Ingrid Boone bought a property in Hobart earlier this year, arriving from Sydney just three hours before lockdown began. For the next six weeks, she says, she took extended leave from her work as a retail merchandiser and renovated the house and garden. “As I was here, even in lockdown, I just fell in love with my house – with the view, with the climate, with the opportunity to garden.” 

Returning to Sydney was a wrench. “This dark cloud came over me – it was a horrible time mentally.” When a job opened up in Tasmania, she lost no time in accepting it and returning. “The word ‘yes’ just came out of my mouth. I couldn’t get back down here quick enough,” she says. “I’ve just been absolutely in heaven.” Though the distance from her two adult daughters, who both live on the mainland, has been a struggle, she’s blissfully happy in her new home. “Every single day, the beauty of the place, it just takes my breath away,” Boone says. “I’ve fallen in love with Hobart, and have not for one single second regretted it.”

Though migrants to Tasmania often mention the lower cost of land as a particular pull, there are other Australian regions that are comparable in price. The clinching factor often comes down to questions of climate and lifestyle. 

For Mike Olsen, an IT worker originally from Queensland, even the mandatory AU$2,800 ($2,000) quarantine fee – and two weeks in a government-appointed facility – didn’t put him off making the leap. “I've been to Tasmania a number of times, I've always been interested in living here,” he said. “And after the first wave of Covid, I chose to quit my job, spend a little time with family up in Queensland, and then come down here.”  

Though he’s currently waiting out his time in a quarantine hotel, Olsen plans to spend around a month exploring Tasmania, with a view to finding work in IT and a block of land to buy, likely a half-hour outside Hobart.

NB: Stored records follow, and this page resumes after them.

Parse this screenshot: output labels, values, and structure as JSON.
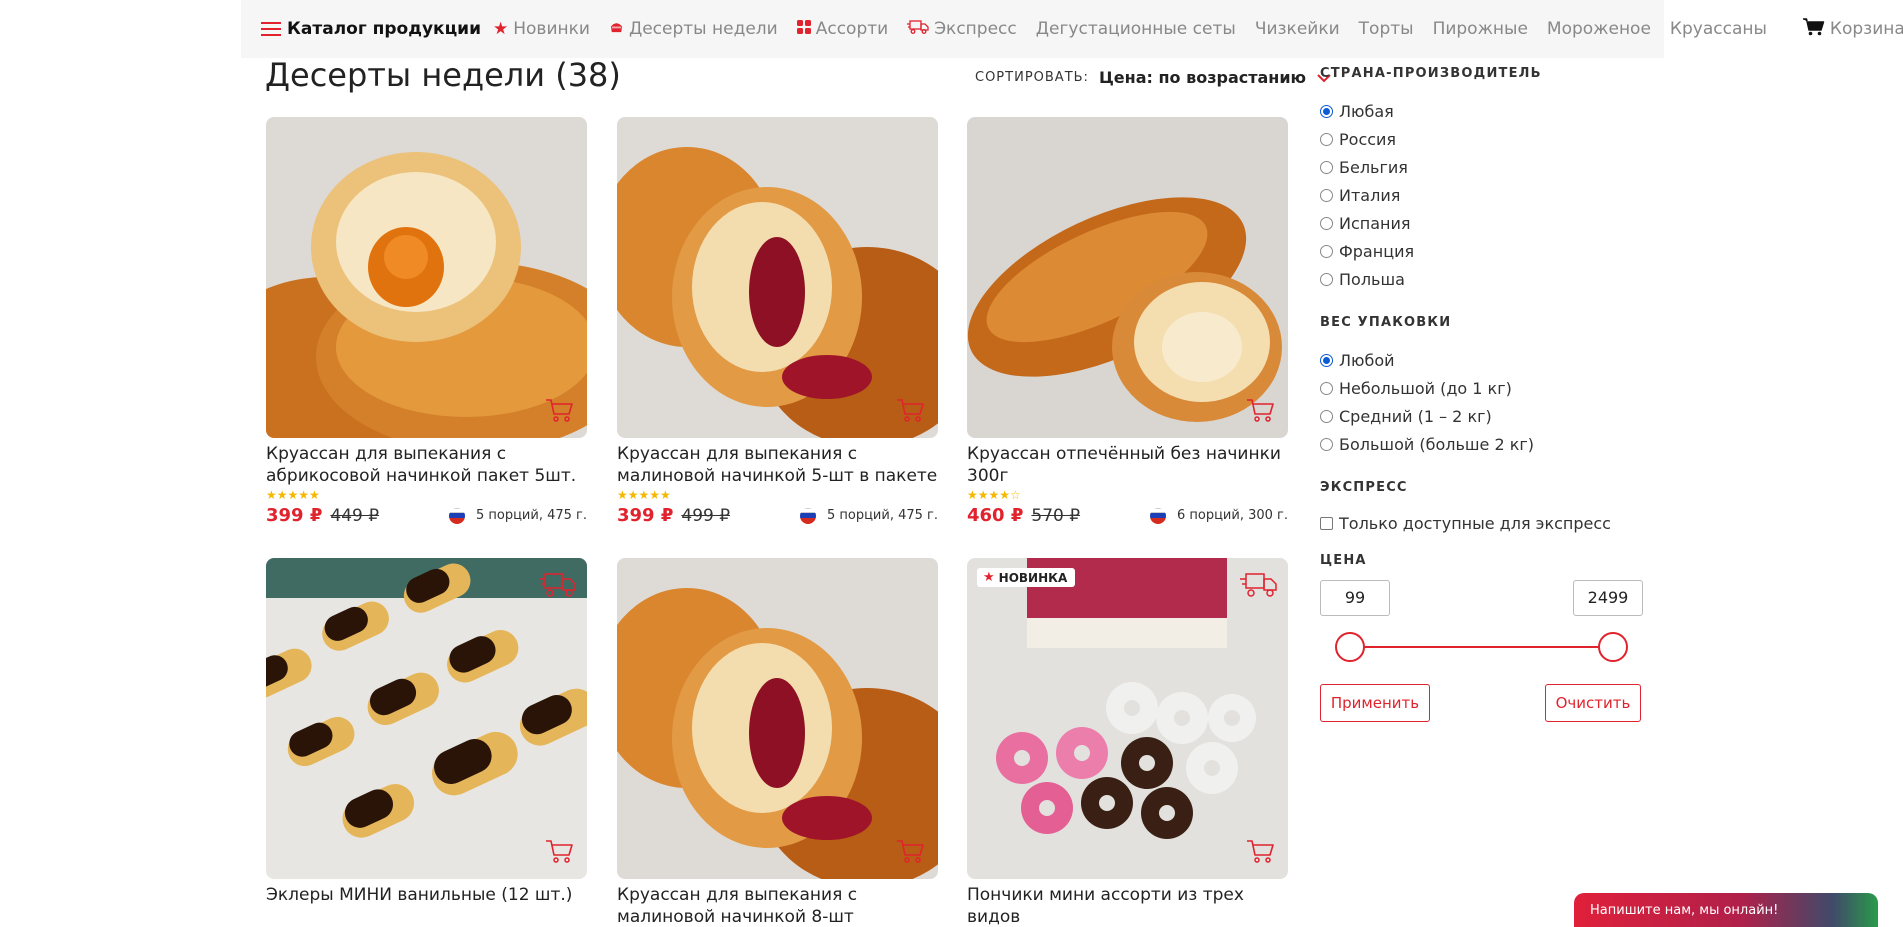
{
  "nav": {
    "catalog": "Каталог продукции",
    "items": [
      {
        "label": "Новинки",
        "icon": "star-icon"
      },
      {
        "label": "Десерты недели",
        "icon": "cake-icon"
      },
      {
        "label": "Ассорти",
        "icon": "grid-icon"
      },
      {
        "label": "Экспресс",
        "icon": "truck-icon"
      },
      {
        "label": "Дегустационные сеты",
        "icon": ""
      },
      {
        "label": "Чизкейки",
        "icon": ""
      },
      {
        "label": "Торты",
        "icon": ""
      },
      {
        "label": "Пирожные",
        "icon": ""
      },
      {
        "label": "Мороженое",
        "icon": ""
      },
      {
        "label": "Круассаны",
        "icon": ""
      }
    ],
    "cart": "Корзина"
  },
  "header": {
    "title": "Десерты недели (38)",
    "sort_label": "СОРТИРОВАТЬ:",
    "sort_value": "Цена: по возрастанию"
  },
  "products": [
    {
      "name": "Круассан для выпекания с абрикосовой начинкой пакет 5шт.",
      "stars": "★★★★★",
      "price": "399 ₽",
      "old_price": "449 ₽",
      "meta": "5 порций, 475 г.",
      "country": "russia"
    },
    {
      "name": "Круассан для выпекания с малиновой начинкой 5-шт в пакете",
      "stars": "★★★★★",
      "price": "399 ₽",
      "old_price": "499 ₽",
      "meta": "5 порций, 475 г.",
      "country": "russia"
    },
    {
      "name": "Круассан отпечённый без начинки 300г",
      "stars": "★★★★☆",
      "price": "460 ₽",
      "old_price": "570 ₽",
      "meta": "6 порций, 300 г.",
      "country": "russia"
    },
    {
      "name": "Эклеры МИНИ ванильные (12 шт.)",
      "stars": "★★★★☆",
      "price": "",
      "old_price": "",
      "meta": "",
      "country": "belgium"
    },
    {
      "name": "Круассан для выпекания с малиновой начинкой 8-шт",
      "stars": "",
      "price": "",
      "old_price": "",
      "meta": "",
      "country": ""
    },
    {
      "name": "Пончики мини ассорти из трех видов",
      "stars": "★★★★☆",
      "price": "",
      "old_price": "",
      "meta": "",
      "country": "belgium",
      "badge": "НОВИНКА"
    }
  ],
  "filters": {
    "country": {
      "title": "СТРАНА-ПРОИЗВОДИТЕЛЬ",
      "options": [
        "Любая",
        "Россия",
        "Бельгия",
        "Италия",
        "Испания",
        "Франция",
        "Польша"
      ],
      "selected": 0
    },
    "weight": {
      "title": "ВЕС УПАКОВКИ",
      "options": [
        "Любой",
        "Небольшой (до 1 кг)",
        "Средний (1 – 2 кг)",
        "Большой (больше 2 кг)"
      ],
      "selected": 0
    },
    "express": {
      "title": "ЭКСПРЕСС",
      "checkbox": "Только доступные для экспресс"
    },
    "price": {
      "title": "ЦЕНА",
      "min": "99",
      "max": "2499",
      "apply": "Применить",
      "clear": "Очистить"
    }
  },
  "chat": "Напишите нам, мы онлайн!",
  "colors": {
    "accent": "#e0232d",
    "star": "#f5b800",
    "radio": "#0a5bd6"
  }
}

He’d been thinking about the move for a number of years, he said: “Mainly because I love nature, and Tasmania is full of nature – amazing hikes, down here.” Lower land prices, compared to much of the rest of Australia, are another draw. “It’s got a lot of things going for it.”

In the past, a lack of jobs has prevented many would-be migrants from moving to Tasmania before retirement. But more awareness around the potential for remote work could tip the balance in the state’s favor. “It might give people the impetus to be able to choose where they live, but we really don't know until we start seeing the numbers,” Denny says. “It’s going to be very interesting to see play out, but I think Tasmania is well positioned to be attractive for people to live in, in a changing world.”

Natasha Frost is a freelance journalist based in New York City.